Listed records section start

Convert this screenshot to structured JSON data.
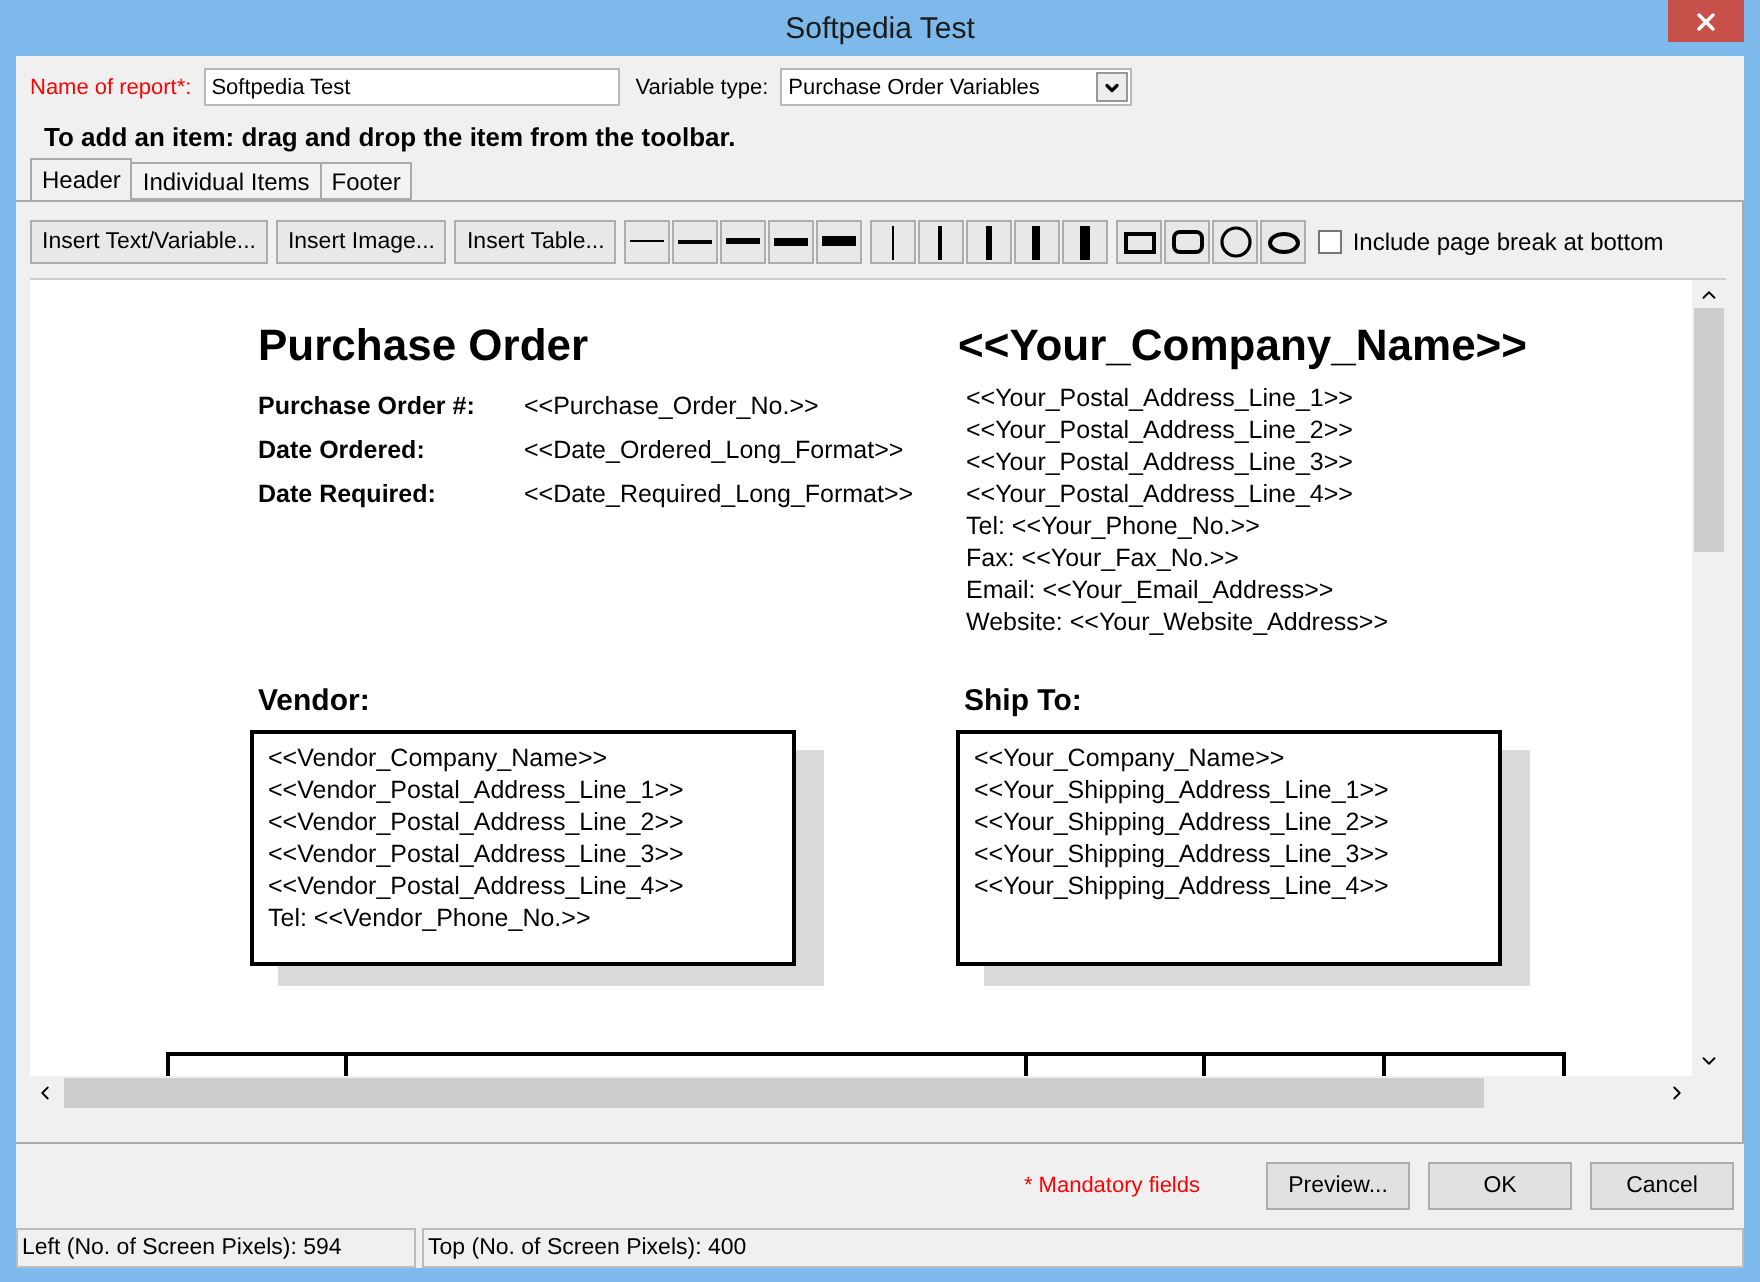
{
  "window": {
    "title": "Softpedia Test"
  },
  "report_name": {
    "label": "Name of report*:",
    "value": "Softpedia Test"
  },
  "variable_type": {
    "label": "Variable type:",
    "value": "Purchase Order Variables"
  },
  "instruction": "To add an item: drag and drop the item from the toolbar.",
  "tabs": [
    {
      "label": "Header",
      "selected": true
    },
    {
      "label": "Individual Items",
      "selected": false
    },
    {
      "label": "Footer",
      "selected": false
    }
  ],
  "toolbar": {
    "buttons": [
      "Insert Text/Variable...",
      "Insert Image...",
      "Insert Table..."
    ],
    "page_break": {
      "label": "Include page break at bottom",
      "checked": false
    }
  },
  "document": {
    "title": "Purchase Order",
    "fields": [
      {
        "label": "Purchase Order #:",
        "value": "<<Purchase_Order_No.>>"
      },
      {
        "label": "Date Ordered:",
        "value": "<<Date_Ordered_Long_Format>>"
      },
      {
        "label": "Date Required:",
        "value": "<<Date_Required_Long_Format>>"
      }
    ],
    "company_name": "<<Your_Company_Name>>",
    "company_lines": [
      "<<Your_Postal_Address_Line_1>>",
      "<<Your_Postal_Address_Line_2>>",
      "<<Your_Postal_Address_Line_3>>",
      "<<Your_Postal_Address_Line_4>>",
      "Tel: <<Your_Phone_No.>>",
      "Fax: <<Your_Fax_No.>>",
      "Email: <<Your_Email_Address>>",
      "Website: <<Your_Website_Address>>"
    ],
    "vendor": {
      "heading": "Vendor:",
      "lines": [
        "<<Vendor_Company_Name>>",
        "<<Vendor_Postal_Address_Line_1>>",
        "<<Vendor_Postal_Address_Line_2>>",
        "<<Vendor_Postal_Address_Line_3>>",
        "<<Vendor_Postal_Address_Line_4>>",
        "Tel: <<Vendor_Phone_No.>>"
      ]
    },
    "ship_to": {
      "heading": "Ship To:",
      "lines": [
        "<<Your_Company_Name>>",
        "<<Your_Shipping_Address_Line_1>>",
        "<<Your_Shipping_Address_Line_2>>",
        "<<Your_Shipping_Address_Line_3>>",
        "<<Your_Shipping_Address_Line_4>>"
      ]
    }
  },
  "footer": {
    "mandatory_note": "* Mandatory fields",
    "buttons": [
      "Preview...",
      "OK",
      "Cancel"
    ]
  },
  "status_bar": [
    "Left (No. of Screen Pixels): 594",
    "Top (No. of Screen Pixels): 400"
  ]
}
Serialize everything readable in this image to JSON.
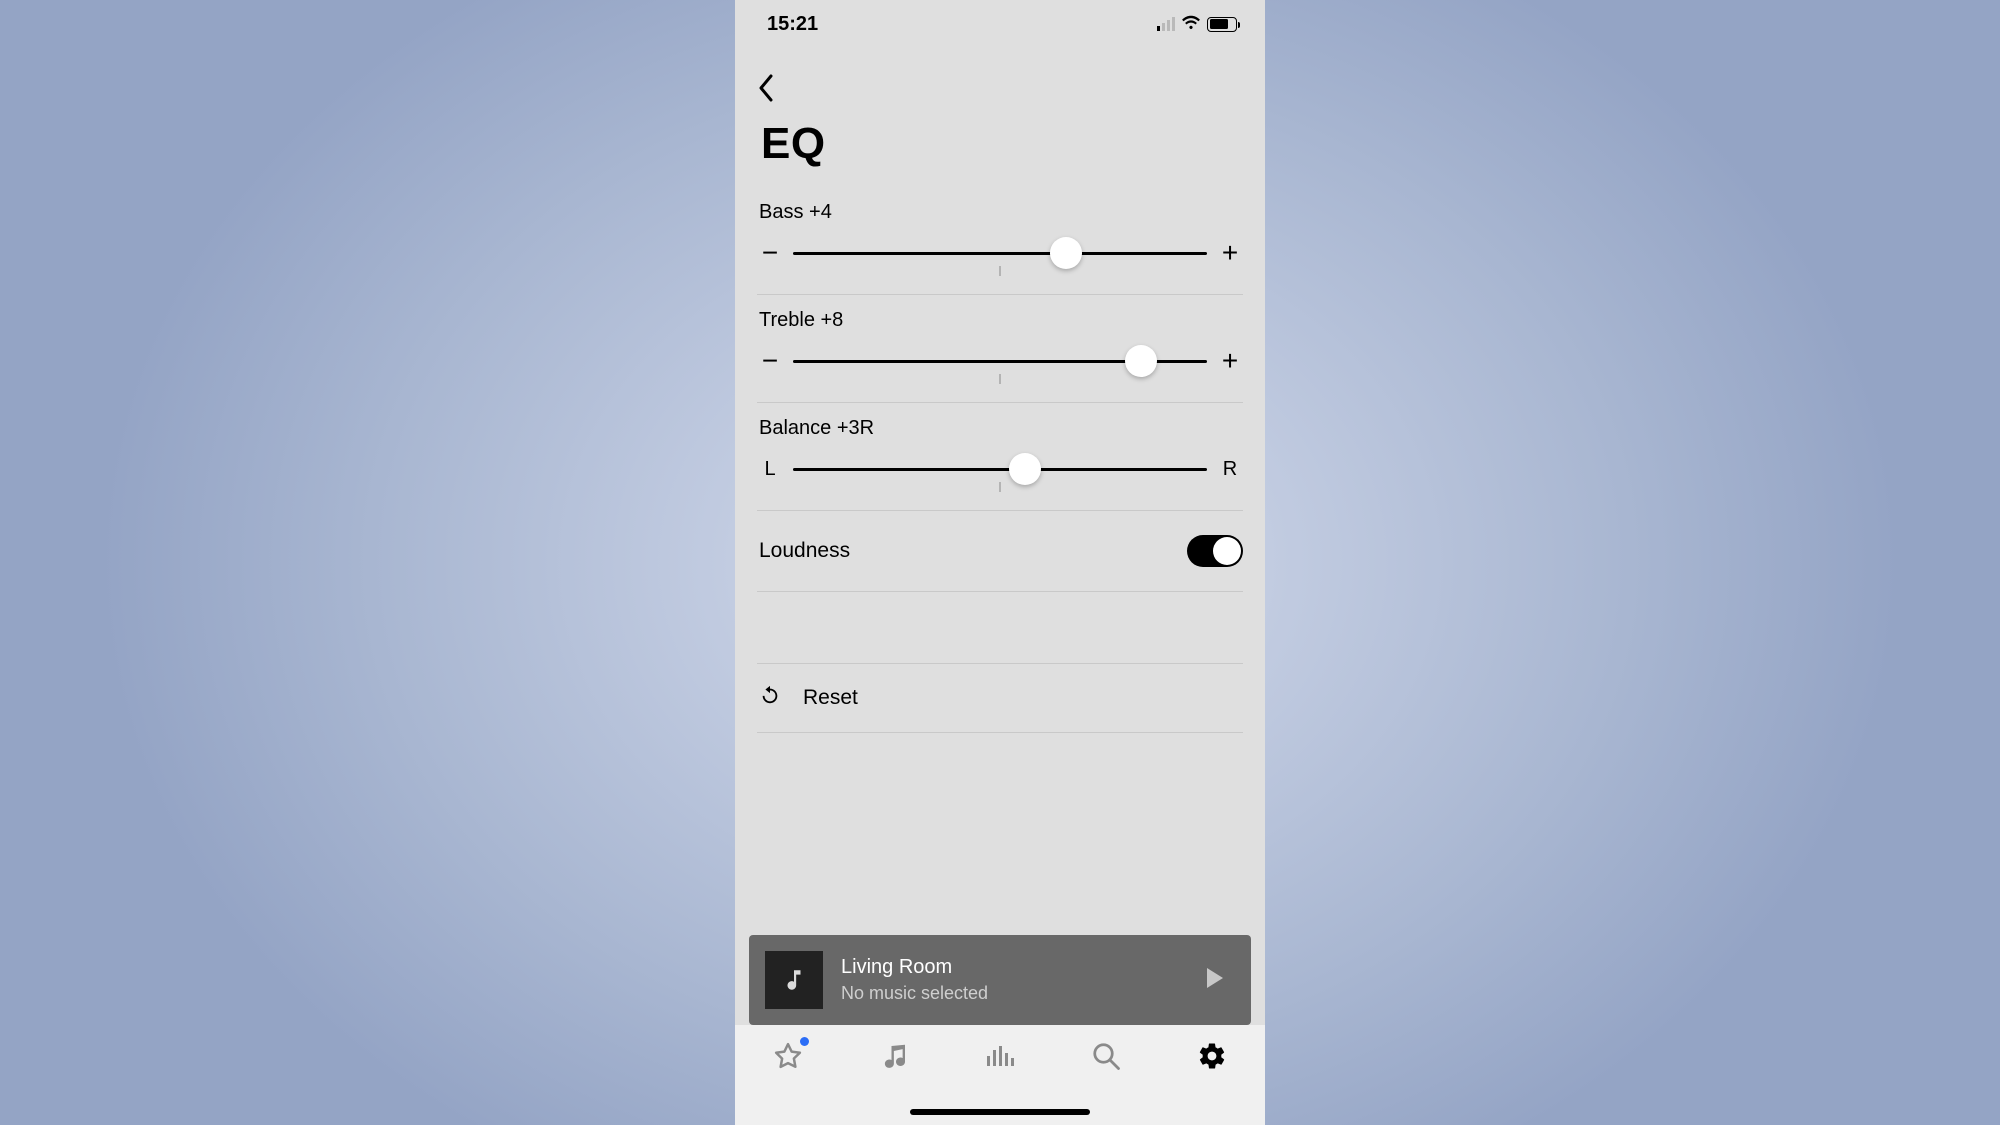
{
  "status": {
    "time": "15:21"
  },
  "page": {
    "title": "EQ"
  },
  "eq": {
    "bass": {
      "label": "Bass +4",
      "percent": 66,
      "left": "−",
      "right": "+"
    },
    "treble": {
      "label": "Treble +8",
      "percent": 84,
      "left": "−",
      "right": "+"
    },
    "balance": {
      "label": "Balance +3R",
      "percent": 56,
      "left": "L",
      "right": "R"
    }
  },
  "loudness": {
    "label": "Loudness",
    "on": true
  },
  "reset": {
    "label": "Reset"
  },
  "now_playing": {
    "room": "Living Room",
    "subtitle": "No music selected"
  }
}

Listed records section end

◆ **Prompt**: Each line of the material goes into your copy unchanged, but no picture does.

◆ **Result below**:
Convert this screenshot to structured JSON data.
{
  "window": {
    "title": "Softpedia Test"
  },
  "report_name": {
    "label": "Name of report*:",
    "value": "Softpedia Test"
  },
  "variable_type": {
    "label": "Variable type:",
    "value": "Purchase Order Variables"
  },
  "instruction": "To add an item: drag and drop the item from the toolbar.",
  "tabs": [
    {
      "label": "Header",
      "selected": true
    },
    {
      "label": "Individual Items",
      "selected": false
    },
    {
      "label": "Footer",
      "selected": false
    }
  ],
  "toolbar": {
    "buttons": [
      "Insert Text/Variable...",
      "Insert Image...",
      "Insert Table..."
    ],
    "page_break": {
      "label": "Include page break at bottom",
      "checked": false
    }
  },
  "document": {
    "title": "Purchase Order",
    "fields": [
      {
        "label": "Purchase Order #:",
        "value": "<<Purchase_Order_No.>>"
      },
      {
        "label": "Date Ordered:",
        "value": "<<Date_Ordered_Long_Format>>"
      },
      {
        "label": "Date Required:",
        "value": "<<Date_Required_Long_Format>>"
      }
    ],
    "company_name": "<<Your_Company_Name>>",
    "company_lines": [
      "<<Your_Postal_Address_Line_1>>",
      "<<Your_Postal_Address_Line_2>>",
      "<<Your_Postal_Address_Line_3>>",
      "<<Your_Postal_Address_Line_4>>",
      "Tel: <<Your_Phone_No.>>",
      "Fax: <<Your_Fax_No.>>",
      "Email: <<Your_Email_Address>>",
      "Website: <<Your_Website_Address>>"
    ],
    "vendor": {
      "heading": "Vendor:",
      "lines": [
        "<<Vendor_Company_Name>>",
        "<<Vendor_Postal_Address_Line_1>>",
        "<<Vendor_Postal_Address_Line_2>>",
        "<<Vendor_Postal_Address_Line_3>>",
        "<<Vendor_Postal_Address_Line_4>>",
        "Tel: <<Vendor_Phone_No.>>"
      ]
    },
    "ship_to": {
      "heading": "Ship To:",
      "lines": [
        "<<Your_Company_Name>>",
        "<<Your_Shipping_Address_Line_1>>",
        "<<Your_Shipping_Address_Line_2>>",
        "<<Your_Shipping_Address_Line_3>>",
        "<<Your_Shipping_Address_Line_4>>"
      ]
    }
  },
  "footer": {
    "mandatory_note": "* Mandatory fields",
    "buttons": [
      "Preview...",
      "OK",
      "Cancel"
    ]
  },
  "status_bar": [
    "Left (No. of Screen Pixels): 594",
    "Top (No. of Screen Pixels): 400"
  ]
}
Serialize everything readable in this image to JSON.
{
  "status": {
    "time": "15:21"
  },
  "page": {
    "title": "EQ"
  },
  "eq": {
    "bass": {
      "label": "Bass +4",
      "percent": 66,
      "left": "−",
      "right": "+"
    },
    "treble": {
      "label": "Treble +8",
      "percent": 84,
      "left": "−",
      "right": "+"
    },
    "balance": {
      "label": "Balance +3R",
      "percent": 56,
      "left": "L",
      "right": "R"
    }
  },
  "loudness": {
    "label": "Loudness",
    "on": true
  },
  "reset": {
    "label": "Reset"
  },
  "now_playing": {
    "room": "Living Room",
    "subtitle": "No music selected"
  }
}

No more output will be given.